Cost of building Expo line rises 23%

Times Staff Writers

Transit officials said Thursday that they will need an additional $145 million to build the Exposition light rail line from downtown Los Angeles to Culver City, once again underscoring the huge financial stakes involved in constructing a rail system to the Westside.

Rapid increases in construction costs have ballooned the project’s original $640-million budget to $785 million, officials said, and threaten to shorten the line before it reaches Culver City. The project broke ground in August.

Faced with the nearly 23% increase in costs, members of the Exposition Construction Authority voted Thursday to ask the Metropolitan Transportation Authority to provide the extra money. The MTA will operate the rail system.

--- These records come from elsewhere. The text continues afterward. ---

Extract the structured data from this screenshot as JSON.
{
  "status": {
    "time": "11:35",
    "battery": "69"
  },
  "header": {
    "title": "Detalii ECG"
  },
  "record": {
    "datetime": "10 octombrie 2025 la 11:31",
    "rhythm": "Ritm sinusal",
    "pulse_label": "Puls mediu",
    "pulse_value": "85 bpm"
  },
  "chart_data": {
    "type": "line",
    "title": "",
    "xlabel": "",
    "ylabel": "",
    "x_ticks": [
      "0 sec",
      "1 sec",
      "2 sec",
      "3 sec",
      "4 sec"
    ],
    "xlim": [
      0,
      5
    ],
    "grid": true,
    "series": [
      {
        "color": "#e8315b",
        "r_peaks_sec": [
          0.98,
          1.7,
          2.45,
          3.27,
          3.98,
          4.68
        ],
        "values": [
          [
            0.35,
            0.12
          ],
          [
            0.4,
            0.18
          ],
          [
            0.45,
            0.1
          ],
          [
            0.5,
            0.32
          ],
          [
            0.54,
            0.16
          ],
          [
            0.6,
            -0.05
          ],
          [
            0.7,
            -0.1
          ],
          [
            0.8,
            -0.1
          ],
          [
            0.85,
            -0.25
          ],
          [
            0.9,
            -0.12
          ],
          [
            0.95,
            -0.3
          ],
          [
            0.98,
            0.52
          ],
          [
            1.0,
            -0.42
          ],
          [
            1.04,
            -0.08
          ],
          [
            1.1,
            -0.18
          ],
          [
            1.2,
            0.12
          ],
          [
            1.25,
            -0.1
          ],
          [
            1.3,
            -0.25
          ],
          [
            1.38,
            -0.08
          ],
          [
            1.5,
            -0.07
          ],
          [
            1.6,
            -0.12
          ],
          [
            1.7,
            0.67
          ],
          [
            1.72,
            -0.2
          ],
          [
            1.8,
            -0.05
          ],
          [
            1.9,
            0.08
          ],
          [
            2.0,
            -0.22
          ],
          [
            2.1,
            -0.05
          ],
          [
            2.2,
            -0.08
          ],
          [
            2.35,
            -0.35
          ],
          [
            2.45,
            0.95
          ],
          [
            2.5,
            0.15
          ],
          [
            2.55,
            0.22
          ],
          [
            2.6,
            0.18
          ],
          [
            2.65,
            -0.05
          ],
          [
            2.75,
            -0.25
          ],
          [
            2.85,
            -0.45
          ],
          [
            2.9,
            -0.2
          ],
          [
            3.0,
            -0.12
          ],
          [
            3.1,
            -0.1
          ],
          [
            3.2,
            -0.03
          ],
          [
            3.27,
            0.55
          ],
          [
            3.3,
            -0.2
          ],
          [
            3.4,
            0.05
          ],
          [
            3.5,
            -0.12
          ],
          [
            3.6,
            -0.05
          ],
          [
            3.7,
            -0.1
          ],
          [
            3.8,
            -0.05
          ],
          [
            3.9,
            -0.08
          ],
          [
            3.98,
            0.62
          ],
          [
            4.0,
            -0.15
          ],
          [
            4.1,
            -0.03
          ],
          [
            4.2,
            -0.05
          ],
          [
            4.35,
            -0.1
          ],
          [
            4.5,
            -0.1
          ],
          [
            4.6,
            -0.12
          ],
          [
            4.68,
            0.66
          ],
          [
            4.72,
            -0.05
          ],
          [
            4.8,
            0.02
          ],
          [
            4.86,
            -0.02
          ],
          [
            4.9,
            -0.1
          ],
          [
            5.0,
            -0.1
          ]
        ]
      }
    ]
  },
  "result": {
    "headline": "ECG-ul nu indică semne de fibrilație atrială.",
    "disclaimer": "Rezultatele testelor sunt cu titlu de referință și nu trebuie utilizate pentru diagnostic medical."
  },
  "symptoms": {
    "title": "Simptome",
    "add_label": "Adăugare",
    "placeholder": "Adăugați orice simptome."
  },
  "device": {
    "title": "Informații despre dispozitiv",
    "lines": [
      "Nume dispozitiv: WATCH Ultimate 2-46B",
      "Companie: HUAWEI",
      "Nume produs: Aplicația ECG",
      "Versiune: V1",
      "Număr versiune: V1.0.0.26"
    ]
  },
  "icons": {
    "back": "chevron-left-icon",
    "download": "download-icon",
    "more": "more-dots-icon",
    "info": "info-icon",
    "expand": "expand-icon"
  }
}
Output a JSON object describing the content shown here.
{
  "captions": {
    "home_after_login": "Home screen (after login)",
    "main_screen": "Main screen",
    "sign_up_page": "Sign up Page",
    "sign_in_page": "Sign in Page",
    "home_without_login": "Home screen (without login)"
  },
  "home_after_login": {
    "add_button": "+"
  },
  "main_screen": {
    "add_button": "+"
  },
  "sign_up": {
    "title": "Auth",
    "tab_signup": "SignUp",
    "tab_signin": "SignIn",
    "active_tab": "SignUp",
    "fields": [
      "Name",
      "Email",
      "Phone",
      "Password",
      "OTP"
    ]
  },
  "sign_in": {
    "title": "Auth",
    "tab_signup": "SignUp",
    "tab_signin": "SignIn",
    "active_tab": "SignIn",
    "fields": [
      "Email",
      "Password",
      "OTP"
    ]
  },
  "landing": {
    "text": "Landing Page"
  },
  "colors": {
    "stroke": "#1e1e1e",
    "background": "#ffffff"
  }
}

Despite evidence that construction costs were rising in recent years, project officials seriously underestimated the rate of inflation for labor and materials when they developed the Expo Line’s budget in 2005.

In a written report, Richard Thorpe, chief executive of the Expo authority and the MTA’s top construction official, said the budget assumed that the price of labor and construction materials would increase 3.5% annually. But construction costs actually rose an average of more than 11% a year, Thorpe said.

Based on recently negotiated contracts, he wrote that the 8.6-mile first stage of the line “cannot be completed as originally planned” without the additional funding from the MTA. Without it, Thorpe said, the line will end short of Culver City, probably at the La Cienega station.

Before discussion of the cost overruns, Santa Monica Councilwoman Pam O’Connor, who chairs the MTA board, abruptly left the Expo board meeting. As she raced to her car outside the county Hall of Administration, O’Connor said she had a prior engagement out of town and had to get to the airport.

Los Angeles Councilwoman Jan Perry, who chairs the construction authority, left right after the overrun discussion and said she had to get to another event.

In an interview later she said that all members of the Expo board had been briefed on the budget problems and were aware that the project faced a substantial deficit.


“We knew,” she said

After the meeting, Thorpe defended the projections used to develop the $640-million budget, saying no one could have foreseen such a rapid rise in construction costs.

His comments echoed those of MTA Chief Executive Roger Snoble, who said the cost of steel, concrete and other materials has increased dramatically in recent years.

If the MTA provides the additional money to the Expo Line, Snoble acknowledged, it will come at the expense of future rail projects the agency is considering. The MTA board could take up the issue at its meeting late this month.

The public disclosure of the cost increases comes at a critical time for the Expo project. The construction authority cannot lay tracks across intersections along the route without approval from the California Public Utilities Commission.

The PUC has scheduled back-to-back hearings next week on whether the design of the line is safe, particularly where it would pass Dorsey High School.

Community activists say the trains cannot be operated safely at street level through the intersection of Exposition Boulevard and Farmdale Avenue, where students would have to cross the tracks. Expo authority officials have insisted at community meetings and in legal papers filed with the PUC that running the trains by the school at street level is safe. They are expected to defend that position at a PUC hearing Tuesday in Culver City.

Bowing to mounting community concern, the Expo board voted Thursday to ask Thorpe to come back next month with an analysis of the cost of building a pedestrian crossing over the tracks, constructing a pedestrian tunnel under them or elevating them as they pass Dorsey. The new price tag does not include the cost of any of those options. Current plans call for the line to begin rising just west of Dorsey to reach an elevated station at La Brea Avenue.

Opponents of the present design for the Farmdale/Exposition intersection got a boost Thursday when Los Angeles school board member Marguerite Poindexter LaMotte introduced a motion opposing “any at-grade design of the Expo Light Rail Line along streets in close proximity to school sites.”

The school district’s safety committee took no stand on the motion, which is expected to go before the full board at its next meeting, Nov. 13.

Although the epicenter of the dispute is the crossing near Dorsey, the line would also pass within 100 feet of four other schools.

Until recent weeks, the Expo authority assumed L.A. Unified would go along with its plans. For the most part, mid-level school safety managers had presumed that street-level train crossings were inevitable. They had focused instead on working out smaller measures to enhance safety.

LaMotte said she wasn’t aware of the potential risk until she attended a public meeting last month at Dorsey.

She reassured Expo Line critics Thursday: “I can talk pretty strongly and pretty loudly and you have my support. And I don’t intend to back off.”